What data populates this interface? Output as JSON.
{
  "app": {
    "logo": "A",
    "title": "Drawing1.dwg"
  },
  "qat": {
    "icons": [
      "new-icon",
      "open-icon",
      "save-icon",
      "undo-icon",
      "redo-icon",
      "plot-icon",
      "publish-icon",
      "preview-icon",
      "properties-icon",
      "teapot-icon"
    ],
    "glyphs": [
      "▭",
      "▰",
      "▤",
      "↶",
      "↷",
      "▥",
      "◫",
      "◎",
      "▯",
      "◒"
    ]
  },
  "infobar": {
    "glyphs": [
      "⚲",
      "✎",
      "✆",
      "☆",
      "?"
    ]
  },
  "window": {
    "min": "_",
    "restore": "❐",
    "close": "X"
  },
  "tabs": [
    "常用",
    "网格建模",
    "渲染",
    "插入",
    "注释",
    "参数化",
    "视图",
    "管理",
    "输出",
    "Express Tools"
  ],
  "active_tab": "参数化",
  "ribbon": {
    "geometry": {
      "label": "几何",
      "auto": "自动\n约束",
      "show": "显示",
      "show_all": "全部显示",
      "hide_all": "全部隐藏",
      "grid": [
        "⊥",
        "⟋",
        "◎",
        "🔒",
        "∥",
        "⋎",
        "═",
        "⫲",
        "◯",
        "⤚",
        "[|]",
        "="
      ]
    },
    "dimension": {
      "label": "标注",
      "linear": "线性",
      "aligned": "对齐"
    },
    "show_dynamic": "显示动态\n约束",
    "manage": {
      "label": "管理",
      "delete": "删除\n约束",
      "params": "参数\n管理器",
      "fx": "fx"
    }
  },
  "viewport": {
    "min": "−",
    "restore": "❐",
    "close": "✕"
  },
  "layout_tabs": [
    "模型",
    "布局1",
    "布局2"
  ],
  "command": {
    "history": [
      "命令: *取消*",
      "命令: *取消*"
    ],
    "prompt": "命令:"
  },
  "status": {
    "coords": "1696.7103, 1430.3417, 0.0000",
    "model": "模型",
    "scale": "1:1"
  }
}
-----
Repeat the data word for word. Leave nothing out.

TASK RESPONSE.
What data populates this interface? Output as JSON.
{
  "app": {
    "logo": "A",
    "title": "Drawing1.dwg"
  },
  "qat": {
    "icons": [
      "new-icon",
      "open-icon",
      "save-icon",
      "undo-icon",
      "redo-icon",
      "plot-icon",
      "publish-icon",
      "preview-icon",
      "properties-icon",
      "teapot-icon"
    ],
    "glyphs": [
      "▭",
      "▰",
      "▤",
      "↶",
      "↷",
      "▥",
      "◫",
      "◎",
      "▯",
      "◒"
    ]
  },
  "infobar": {
    "glyphs": [
      "⚲",
      "✎",
      "✆",
      "☆",
      "?"
    ]
  },
  "window": {
    "min": "_",
    "restore": "❐",
    "close": "X"
  },
  "tabs": [
    "常用",
    "网格建模",
    "渲染",
    "插入",
    "注释",
    "参数化",
    "视图",
    "管理",
    "输出",
    "Express Tools"
  ],
  "active_tab": "参数化",
  "ribbon": {
    "geometry": {
      "label": "几何",
      "auto": "自动\n约束",
      "show": "显示",
      "show_all": "全部显示",
      "hide_all": "全部隐藏",
      "grid": [
        "⊥",
        "⟋",
        "◎",
        "🔒",
        "∥",
        "⋎",
        "═",
        "⫲",
        "◯",
        "⤚",
        "[|]",
        "="
      ]
    },
    "dimension": {
      "label": "标注",
      "linear": "线性",
      "aligned": "对齐"
    },
    "show_dynamic": "显示动态\n约束",
    "manage": {
      "label": "管理",
      "delete": "删除\n约束",
      "params": "参数\n管理器",
      "fx": "fx"
    }
  },
  "viewport": {
    "min": "−",
    "restore": "❐",
    "close": "✕"
  },
  "layout_tabs": [
    "模型",
    "布局1",
    "布局2"
  ],
  "command": {
    "history": [
      "命令: *取消*",
      "命令: *取消*"
    ],
    "prompt": "命令:"
  },
  "status": {
    "coords": "1696.7103, 1430.3417, 0.0000",
    "model": "模型",
    "scale": "1:1"
  }
}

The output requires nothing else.